Standing near what was once a residential complex in Edgewater, New Jersey, before fire ravaged it in January, fire officials publicly scolded state lawmakers for their inability to use the event as a means to strengthen the state's building code. Displacing hundreds of residents, the fire demonstrated a need for greater action on building safety.
"This is not something that needs to be studied to death," said Glenn Corbett, member of the Bergen County Fire Chiefs Association, according to an article that appeared on NorthJersey.com. "It's pretty clear what the problem is and what the solution is. It's just that they don't have the political willpower in Trenton [the state's capital] to change it."
Part of the "solution," said safety advocates at the recent protest in front of razed structure, is fire sprinklers. AvalonBay, the builder of the Edgewater complex, has committed to sprinklering some of its future developments in New Jersey above and beyond the requirements in the state building code. Legislators have introduced bills to strengthen building safety and increase sprinkler protection in new homes, but action on those bills are at a standstill.
"There's not a consensus right now as to what the best way to go is," Assemblyman John Wisniewski, who has been championing for sprinklers in all new homes before and after the Edgewater fire, told NorthJersey.com. Wisniewski introduced the New Home Fire Safety Act, which would have mandated sprinklers in new, one- and two-family homes, but the measure was conditionally vetoed this year by Gov. Chris Christie.
Wisniewski and others had hoped the shock of the Edgewater fire would have prompted change. "You would've thought we could've gotten action quickly, and we go absolutely nothing," said Corbett. "We got nothing from Trenton, and we're demanding that it happen right now."
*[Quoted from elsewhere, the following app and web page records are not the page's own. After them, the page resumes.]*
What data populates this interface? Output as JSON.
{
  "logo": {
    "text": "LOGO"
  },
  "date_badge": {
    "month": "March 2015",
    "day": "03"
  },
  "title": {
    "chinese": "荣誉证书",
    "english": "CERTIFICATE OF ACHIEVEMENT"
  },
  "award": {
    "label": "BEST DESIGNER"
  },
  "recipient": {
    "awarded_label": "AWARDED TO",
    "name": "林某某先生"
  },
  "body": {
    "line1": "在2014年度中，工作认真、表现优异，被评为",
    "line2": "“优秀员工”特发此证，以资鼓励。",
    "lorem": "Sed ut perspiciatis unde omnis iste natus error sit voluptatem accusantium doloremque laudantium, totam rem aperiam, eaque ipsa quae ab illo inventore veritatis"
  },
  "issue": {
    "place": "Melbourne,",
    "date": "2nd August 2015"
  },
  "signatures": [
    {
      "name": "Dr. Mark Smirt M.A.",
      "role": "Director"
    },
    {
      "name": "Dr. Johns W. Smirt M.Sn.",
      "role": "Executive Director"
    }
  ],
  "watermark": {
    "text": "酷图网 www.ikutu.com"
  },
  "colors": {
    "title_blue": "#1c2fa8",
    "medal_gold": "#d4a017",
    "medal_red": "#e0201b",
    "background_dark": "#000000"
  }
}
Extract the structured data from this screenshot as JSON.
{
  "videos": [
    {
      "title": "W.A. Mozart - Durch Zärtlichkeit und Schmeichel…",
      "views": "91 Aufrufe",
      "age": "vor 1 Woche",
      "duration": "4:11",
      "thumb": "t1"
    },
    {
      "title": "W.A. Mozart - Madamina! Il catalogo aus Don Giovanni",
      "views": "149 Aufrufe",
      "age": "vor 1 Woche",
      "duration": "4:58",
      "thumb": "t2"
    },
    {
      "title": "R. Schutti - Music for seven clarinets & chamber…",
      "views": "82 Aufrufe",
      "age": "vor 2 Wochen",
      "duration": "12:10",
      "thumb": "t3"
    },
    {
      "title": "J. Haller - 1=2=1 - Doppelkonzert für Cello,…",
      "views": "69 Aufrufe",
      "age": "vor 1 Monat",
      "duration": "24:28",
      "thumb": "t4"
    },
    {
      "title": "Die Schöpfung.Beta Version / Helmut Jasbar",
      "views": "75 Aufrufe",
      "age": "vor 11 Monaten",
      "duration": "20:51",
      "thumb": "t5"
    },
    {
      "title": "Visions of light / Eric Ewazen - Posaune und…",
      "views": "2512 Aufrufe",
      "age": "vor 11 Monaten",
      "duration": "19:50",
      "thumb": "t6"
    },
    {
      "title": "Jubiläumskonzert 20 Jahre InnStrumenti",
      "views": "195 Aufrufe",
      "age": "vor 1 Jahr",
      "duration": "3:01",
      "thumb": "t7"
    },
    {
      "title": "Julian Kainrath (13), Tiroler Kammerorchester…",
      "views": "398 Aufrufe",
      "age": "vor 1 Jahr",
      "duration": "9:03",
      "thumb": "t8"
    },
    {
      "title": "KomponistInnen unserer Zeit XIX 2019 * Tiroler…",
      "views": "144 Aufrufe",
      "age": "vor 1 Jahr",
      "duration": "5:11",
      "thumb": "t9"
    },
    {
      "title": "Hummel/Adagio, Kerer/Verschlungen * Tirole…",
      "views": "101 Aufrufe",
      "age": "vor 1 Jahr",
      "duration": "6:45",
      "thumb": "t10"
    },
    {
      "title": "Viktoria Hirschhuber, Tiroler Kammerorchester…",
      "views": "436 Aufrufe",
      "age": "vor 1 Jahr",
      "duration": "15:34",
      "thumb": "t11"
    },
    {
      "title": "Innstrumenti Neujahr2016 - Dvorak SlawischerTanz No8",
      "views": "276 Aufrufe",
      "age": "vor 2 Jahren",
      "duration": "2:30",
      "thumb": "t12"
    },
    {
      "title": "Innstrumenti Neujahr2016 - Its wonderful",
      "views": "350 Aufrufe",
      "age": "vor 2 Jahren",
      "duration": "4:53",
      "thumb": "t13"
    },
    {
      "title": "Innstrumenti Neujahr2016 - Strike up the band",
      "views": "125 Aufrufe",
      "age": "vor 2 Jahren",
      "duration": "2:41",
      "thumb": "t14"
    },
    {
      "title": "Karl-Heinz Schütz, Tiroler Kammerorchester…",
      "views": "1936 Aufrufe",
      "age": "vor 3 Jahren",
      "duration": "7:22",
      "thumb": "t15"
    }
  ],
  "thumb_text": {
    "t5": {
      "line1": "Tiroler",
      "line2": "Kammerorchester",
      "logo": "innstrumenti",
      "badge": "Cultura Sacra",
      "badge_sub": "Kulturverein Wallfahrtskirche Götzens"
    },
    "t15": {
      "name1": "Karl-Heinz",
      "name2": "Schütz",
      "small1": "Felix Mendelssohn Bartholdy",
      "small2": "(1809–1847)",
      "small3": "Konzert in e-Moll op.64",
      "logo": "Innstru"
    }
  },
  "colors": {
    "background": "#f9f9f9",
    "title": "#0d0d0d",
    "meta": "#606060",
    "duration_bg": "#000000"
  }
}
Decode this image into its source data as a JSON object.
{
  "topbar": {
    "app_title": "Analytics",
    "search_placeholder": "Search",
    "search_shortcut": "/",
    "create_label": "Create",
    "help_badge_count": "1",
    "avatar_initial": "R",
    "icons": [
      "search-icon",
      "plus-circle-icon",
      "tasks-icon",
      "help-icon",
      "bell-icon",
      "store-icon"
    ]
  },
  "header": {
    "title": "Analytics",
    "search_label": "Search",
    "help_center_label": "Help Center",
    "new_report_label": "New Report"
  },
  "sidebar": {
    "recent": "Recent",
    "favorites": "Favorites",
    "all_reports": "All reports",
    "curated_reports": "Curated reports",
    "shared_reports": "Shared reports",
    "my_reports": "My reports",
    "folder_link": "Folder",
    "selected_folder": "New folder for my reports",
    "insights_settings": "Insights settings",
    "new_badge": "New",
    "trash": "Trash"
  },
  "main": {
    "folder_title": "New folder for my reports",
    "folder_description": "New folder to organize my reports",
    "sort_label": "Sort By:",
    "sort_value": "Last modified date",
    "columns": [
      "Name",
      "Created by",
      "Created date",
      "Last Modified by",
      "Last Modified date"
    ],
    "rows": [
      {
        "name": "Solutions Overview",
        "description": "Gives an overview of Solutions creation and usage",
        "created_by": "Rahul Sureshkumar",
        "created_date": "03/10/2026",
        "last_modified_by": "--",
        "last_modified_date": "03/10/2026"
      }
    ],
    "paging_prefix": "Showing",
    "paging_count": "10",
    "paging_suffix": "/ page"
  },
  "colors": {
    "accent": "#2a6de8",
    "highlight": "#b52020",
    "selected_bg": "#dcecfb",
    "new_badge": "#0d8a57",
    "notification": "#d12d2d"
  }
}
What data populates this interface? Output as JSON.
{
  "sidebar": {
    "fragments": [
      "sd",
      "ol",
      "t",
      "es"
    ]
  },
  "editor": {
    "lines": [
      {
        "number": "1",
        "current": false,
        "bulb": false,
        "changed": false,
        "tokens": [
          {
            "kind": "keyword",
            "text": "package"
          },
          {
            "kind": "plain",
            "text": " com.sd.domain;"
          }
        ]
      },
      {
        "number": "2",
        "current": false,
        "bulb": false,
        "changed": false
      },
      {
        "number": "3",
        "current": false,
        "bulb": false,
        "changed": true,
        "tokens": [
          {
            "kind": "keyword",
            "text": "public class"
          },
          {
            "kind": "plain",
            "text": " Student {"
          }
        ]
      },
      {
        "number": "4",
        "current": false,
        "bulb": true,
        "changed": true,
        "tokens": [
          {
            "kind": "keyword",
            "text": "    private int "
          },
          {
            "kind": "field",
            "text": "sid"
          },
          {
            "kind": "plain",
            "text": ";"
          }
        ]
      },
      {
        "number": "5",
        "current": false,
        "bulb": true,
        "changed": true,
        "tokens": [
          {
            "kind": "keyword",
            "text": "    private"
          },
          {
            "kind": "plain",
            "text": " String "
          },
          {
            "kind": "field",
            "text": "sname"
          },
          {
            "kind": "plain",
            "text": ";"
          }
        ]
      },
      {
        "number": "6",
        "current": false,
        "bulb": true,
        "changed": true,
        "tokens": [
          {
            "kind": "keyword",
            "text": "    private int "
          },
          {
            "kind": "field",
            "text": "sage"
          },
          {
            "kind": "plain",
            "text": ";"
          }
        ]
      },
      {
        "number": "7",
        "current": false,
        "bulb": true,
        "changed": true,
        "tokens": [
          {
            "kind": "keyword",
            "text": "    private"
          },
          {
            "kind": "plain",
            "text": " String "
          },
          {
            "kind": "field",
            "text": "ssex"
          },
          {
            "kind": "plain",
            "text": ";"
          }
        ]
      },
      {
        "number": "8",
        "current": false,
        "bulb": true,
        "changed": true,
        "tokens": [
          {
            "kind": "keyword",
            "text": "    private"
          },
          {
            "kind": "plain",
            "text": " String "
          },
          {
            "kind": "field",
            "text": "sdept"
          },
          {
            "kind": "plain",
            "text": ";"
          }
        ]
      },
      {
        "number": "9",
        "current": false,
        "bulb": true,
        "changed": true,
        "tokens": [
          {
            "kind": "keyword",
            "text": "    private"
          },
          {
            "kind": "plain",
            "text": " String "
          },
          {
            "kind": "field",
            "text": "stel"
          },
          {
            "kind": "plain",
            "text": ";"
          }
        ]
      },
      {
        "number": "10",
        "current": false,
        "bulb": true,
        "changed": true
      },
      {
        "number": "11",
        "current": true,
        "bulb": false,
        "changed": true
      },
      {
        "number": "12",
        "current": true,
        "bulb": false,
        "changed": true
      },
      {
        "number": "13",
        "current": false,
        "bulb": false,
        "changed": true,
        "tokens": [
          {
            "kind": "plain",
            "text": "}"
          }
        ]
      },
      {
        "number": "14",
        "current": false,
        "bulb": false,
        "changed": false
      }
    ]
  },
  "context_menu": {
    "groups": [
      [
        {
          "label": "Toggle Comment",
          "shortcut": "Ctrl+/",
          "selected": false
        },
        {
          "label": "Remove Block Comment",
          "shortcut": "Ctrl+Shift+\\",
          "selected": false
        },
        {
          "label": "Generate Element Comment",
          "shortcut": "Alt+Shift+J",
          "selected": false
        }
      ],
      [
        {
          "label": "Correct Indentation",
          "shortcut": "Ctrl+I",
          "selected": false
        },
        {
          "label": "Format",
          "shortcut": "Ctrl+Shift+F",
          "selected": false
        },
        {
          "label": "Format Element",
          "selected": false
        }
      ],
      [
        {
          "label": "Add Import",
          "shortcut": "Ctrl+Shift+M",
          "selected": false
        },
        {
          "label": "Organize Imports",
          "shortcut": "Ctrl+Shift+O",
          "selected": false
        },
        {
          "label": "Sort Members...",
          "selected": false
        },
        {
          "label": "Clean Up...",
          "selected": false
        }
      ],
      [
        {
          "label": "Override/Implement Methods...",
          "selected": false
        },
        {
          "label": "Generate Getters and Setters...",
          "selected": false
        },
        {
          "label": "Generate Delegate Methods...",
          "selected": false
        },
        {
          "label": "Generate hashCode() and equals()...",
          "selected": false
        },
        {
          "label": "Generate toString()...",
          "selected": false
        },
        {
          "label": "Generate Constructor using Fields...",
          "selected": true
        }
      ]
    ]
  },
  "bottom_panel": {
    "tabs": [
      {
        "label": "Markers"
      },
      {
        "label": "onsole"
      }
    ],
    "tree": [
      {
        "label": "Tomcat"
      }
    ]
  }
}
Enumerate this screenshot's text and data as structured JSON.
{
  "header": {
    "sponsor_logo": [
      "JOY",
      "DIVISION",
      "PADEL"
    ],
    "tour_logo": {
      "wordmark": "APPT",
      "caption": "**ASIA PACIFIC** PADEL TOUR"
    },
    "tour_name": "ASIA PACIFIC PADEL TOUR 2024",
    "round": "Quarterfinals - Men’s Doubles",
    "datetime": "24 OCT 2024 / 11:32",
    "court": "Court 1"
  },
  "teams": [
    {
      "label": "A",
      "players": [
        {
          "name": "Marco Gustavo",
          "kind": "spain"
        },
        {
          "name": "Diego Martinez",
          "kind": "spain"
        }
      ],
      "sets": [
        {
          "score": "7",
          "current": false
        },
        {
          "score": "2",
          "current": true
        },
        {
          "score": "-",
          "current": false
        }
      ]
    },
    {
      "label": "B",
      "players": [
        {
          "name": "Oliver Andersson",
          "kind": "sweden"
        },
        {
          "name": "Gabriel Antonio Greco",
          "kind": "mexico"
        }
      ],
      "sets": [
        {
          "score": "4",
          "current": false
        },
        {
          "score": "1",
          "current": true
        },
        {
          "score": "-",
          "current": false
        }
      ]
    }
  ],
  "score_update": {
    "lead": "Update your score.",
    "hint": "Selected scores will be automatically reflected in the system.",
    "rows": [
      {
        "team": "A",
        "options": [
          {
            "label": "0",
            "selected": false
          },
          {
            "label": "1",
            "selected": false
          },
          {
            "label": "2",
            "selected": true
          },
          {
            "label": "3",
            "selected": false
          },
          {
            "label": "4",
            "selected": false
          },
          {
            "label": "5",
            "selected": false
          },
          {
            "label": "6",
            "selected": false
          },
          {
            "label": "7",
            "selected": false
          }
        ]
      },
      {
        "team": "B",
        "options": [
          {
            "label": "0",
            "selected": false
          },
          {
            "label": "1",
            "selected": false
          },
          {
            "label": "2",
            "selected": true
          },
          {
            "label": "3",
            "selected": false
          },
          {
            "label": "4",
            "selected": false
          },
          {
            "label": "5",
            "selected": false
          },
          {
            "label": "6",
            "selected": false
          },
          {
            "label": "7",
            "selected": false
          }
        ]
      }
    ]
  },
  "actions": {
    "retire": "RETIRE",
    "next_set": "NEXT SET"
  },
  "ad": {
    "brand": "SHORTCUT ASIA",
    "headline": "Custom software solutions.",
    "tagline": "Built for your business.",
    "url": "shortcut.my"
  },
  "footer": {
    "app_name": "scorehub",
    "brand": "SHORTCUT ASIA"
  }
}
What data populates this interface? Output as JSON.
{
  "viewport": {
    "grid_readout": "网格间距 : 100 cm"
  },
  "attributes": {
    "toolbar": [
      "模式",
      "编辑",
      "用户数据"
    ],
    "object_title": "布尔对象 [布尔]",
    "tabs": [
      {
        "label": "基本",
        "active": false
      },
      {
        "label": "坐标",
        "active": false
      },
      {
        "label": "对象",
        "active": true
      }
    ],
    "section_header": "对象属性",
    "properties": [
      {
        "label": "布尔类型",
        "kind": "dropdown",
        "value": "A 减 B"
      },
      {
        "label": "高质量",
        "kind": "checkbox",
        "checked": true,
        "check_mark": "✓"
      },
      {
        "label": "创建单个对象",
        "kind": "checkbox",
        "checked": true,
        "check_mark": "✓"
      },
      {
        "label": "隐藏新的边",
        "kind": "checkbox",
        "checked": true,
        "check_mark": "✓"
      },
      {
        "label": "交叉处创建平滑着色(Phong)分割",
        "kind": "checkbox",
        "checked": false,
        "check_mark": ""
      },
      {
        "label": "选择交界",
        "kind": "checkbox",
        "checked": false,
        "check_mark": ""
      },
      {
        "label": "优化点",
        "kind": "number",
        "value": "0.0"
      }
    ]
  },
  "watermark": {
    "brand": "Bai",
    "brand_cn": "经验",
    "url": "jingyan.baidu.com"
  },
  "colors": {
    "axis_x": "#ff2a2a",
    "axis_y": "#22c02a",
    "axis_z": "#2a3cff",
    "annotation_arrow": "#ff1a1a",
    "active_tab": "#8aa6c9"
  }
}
The push for fire sprinklers in New Jersey marches on. Visit the New Jersey Fire Sprinkler Coalition website to see how advocates there are highlighting home fire sprinklers.